Records from a data collection
-- Opening Marker --

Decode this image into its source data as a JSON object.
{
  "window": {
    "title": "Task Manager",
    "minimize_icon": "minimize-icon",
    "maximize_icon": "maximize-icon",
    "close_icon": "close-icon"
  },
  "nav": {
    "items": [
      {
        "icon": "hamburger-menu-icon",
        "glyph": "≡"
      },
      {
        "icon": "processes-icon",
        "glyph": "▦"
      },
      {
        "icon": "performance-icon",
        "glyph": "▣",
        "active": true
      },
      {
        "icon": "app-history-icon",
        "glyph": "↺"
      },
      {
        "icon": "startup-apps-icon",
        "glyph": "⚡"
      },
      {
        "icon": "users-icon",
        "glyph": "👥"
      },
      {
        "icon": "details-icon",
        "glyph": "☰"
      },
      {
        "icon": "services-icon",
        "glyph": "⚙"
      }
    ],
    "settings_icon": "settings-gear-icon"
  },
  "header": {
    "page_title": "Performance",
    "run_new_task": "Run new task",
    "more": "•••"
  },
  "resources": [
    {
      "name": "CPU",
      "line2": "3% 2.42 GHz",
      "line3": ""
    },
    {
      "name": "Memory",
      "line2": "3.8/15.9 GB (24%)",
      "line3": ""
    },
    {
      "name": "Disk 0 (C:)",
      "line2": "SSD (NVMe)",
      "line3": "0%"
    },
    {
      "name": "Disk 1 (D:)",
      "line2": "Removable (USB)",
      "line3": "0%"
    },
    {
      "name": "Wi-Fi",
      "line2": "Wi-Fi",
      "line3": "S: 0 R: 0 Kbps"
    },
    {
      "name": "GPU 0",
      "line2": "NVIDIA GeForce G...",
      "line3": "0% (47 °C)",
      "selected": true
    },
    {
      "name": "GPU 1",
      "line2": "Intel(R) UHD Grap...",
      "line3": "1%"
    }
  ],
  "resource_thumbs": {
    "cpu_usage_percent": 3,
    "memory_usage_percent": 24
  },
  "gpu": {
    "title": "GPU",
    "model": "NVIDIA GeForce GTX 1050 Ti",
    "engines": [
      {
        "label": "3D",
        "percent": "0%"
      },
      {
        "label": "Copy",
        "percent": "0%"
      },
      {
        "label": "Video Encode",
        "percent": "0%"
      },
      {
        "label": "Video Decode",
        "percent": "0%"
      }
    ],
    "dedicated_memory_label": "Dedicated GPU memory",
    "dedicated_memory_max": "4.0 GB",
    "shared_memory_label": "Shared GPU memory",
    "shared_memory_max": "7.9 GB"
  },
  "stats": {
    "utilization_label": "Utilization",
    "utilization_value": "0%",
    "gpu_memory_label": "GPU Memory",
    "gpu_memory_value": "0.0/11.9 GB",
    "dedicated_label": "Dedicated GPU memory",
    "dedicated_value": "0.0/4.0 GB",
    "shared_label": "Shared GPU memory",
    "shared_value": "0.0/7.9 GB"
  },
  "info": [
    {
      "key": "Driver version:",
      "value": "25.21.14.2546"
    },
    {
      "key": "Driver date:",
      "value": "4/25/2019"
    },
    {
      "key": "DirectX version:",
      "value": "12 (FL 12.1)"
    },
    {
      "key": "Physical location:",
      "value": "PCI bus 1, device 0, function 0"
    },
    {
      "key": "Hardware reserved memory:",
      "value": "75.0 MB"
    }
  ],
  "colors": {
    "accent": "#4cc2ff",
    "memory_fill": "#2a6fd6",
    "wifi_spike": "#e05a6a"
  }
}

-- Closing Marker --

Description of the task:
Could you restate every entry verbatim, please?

Solution below:
Decode this image into its source data as a JSON object.
{
  "window": {
    "title": "Task Manager",
    "minimize_icon": "minimize-icon",
    "maximize_icon": "maximize-icon",
    "close_icon": "close-icon"
  },
  "nav": {
    "items": [
      {
        "icon": "hamburger-menu-icon",
        "glyph": "≡"
      },
      {
        "icon": "processes-icon",
        "glyph": "▦"
      },
      {
        "icon": "performance-icon",
        "glyph": "▣",
        "active": true
      },
      {
        "icon": "app-history-icon",
        "glyph": "↺"
      },
      {
        "icon": "startup-apps-icon",
        "glyph": "⚡"
      },
      {
        "icon": "users-icon",
        "glyph": "👥"
      },
      {
        "icon": "details-icon",
        "glyph": "☰"
      },
      {
        "icon": "services-icon",
        "glyph": "⚙"
      }
    ],
    "settings_icon": "settings-gear-icon"
  },
  "header": {
    "page_title": "Performance",
    "run_new_task": "Run new task",
    "more": "•••"
  },
  "resources": [
    {
      "name": "CPU",
      "line2": "3% 2.42 GHz",
      "line3": ""
    },
    {
      "name": "Memory",
      "line2": "3.8/15.9 GB (24%)",
      "line3": ""
    },
    {
      "name": "Disk 0 (C:)",
      "line2": "SSD (NVMe)",
      "line3": "0%"
    },
    {
      "name": "Disk 1 (D:)",
      "line2": "Removable (USB)",
      "line3": "0%"
    },
    {
      "name": "Wi-Fi",
      "line2": "Wi-Fi",
      "line3": "S: 0 R: 0 Kbps"
    },
    {
      "name": "GPU 0",
      "line2": "NVIDIA GeForce G...",
      "line3": "0% (47 °C)",
      "selected": true
    },
    {
      "name": "GPU 1",
      "line2": "Intel(R) UHD Grap...",
      "line3": "1%"
    }
  ],
  "resource_thumbs": {
    "cpu_usage_percent": 3,
    "memory_usage_percent": 24
  },
  "gpu": {
    "title": "GPU",
    "model": "NVIDIA GeForce GTX 1050 Ti",
    "engines": [
      {
        "label": "3D",
        "percent": "0%"
      },
      {
        "label": "Copy",
        "percent": "0%"
      },
      {
        "label": "Video Encode",
        "percent": "0%"
      },
      {
        "label": "Video Decode",
        "percent": "0%"
      }
    ],
    "dedicated_memory_label": "Dedicated GPU memory",
    "dedicated_memory_max": "4.0 GB",
    "shared_memory_label": "Shared GPU memory",
    "shared_memory_max": "7.9 GB"
  },
  "stats": {
    "utilization_label": "Utilization",
    "utilization_value": "0%",
    "gpu_memory_label": "GPU Memory",
    "gpu_memory_value": "0.0/11.9 GB",
    "dedicated_label": "Dedicated GPU memory",
    "dedicated_value": "0.0/4.0 GB",
    "shared_label": "Shared GPU memory",
    "shared_value": "0.0/7.9 GB"
  },
  "info": [
    {
      "key": "Driver version:",
      "value": "25.21.14.2546"
    },
    {
      "key": "Driver date:",
      "value": "4/25/2019"
    },
    {
      "key": "DirectX version:",
      "value": "12 (FL 12.1)"
    },
    {
      "key": "Physical location:",
      "value": "PCI bus 1, device 0, function 0"
    },
    {
      "key": "Hardware reserved memory:",
      "value": "75.0 MB"
    }
  ],
  "colors": {
    "accent": "#4cc2ff",
    "memory_fill": "#2a6fd6",
    "wifi_spike": "#e05a6a"
  }
}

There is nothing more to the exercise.